**YOUR ASSIGNMENT**
All of the data below should be printed again exactly, pictures excluded.

**EXERCISE MATERIAL**
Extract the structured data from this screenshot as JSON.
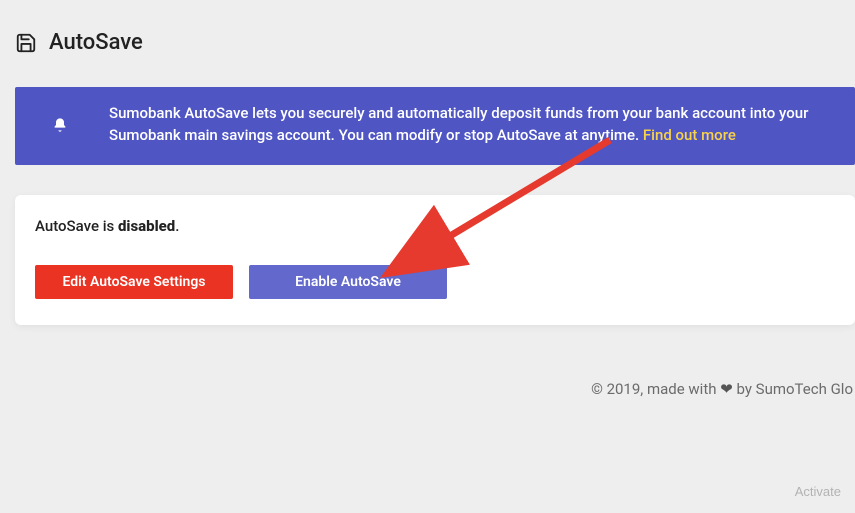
{
  "page": {
    "title": "AutoSave"
  },
  "banner": {
    "text": "Sumobank AutoSave lets you securely and automatically deposit funds from your bank account into your Sumobank main savings account. You can modify or stop AutoSave at anytime. ",
    "link_label": "Find out more"
  },
  "status": {
    "prefix": "AutoSave is ",
    "state": "disabled",
    "suffix": "."
  },
  "buttons": {
    "edit_label": "Edit AutoSave Settings",
    "enable_label": "Enable AutoSave"
  },
  "footer": {
    "copyright_prefix": "© 2019, made with ",
    "copyright_suffix": " by SumoTech Glo"
  },
  "watermark": {
    "line1": "Activate"
  }
}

**SOLUTION TO THE PROBLEM**
Extract the structured data from this screenshot as JSON.
{
  "page": {
    "title": "AutoSave"
  },
  "banner": {
    "text": "Sumobank AutoSave lets you securely and automatically deposit funds from your bank account into your Sumobank main savings account. You can modify or stop AutoSave at anytime. ",
    "link_label": "Find out more"
  },
  "status": {
    "prefix": "AutoSave is ",
    "state": "disabled",
    "suffix": "."
  },
  "buttons": {
    "edit_label": "Edit AutoSave Settings",
    "enable_label": "Enable AutoSave"
  },
  "footer": {
    "copyright_prefix": "© 2019, made with ",
    "copyright_suffix": " by SumoTech Glo"
  },
  "watermark": {
    "line1": "Activate"
  }
}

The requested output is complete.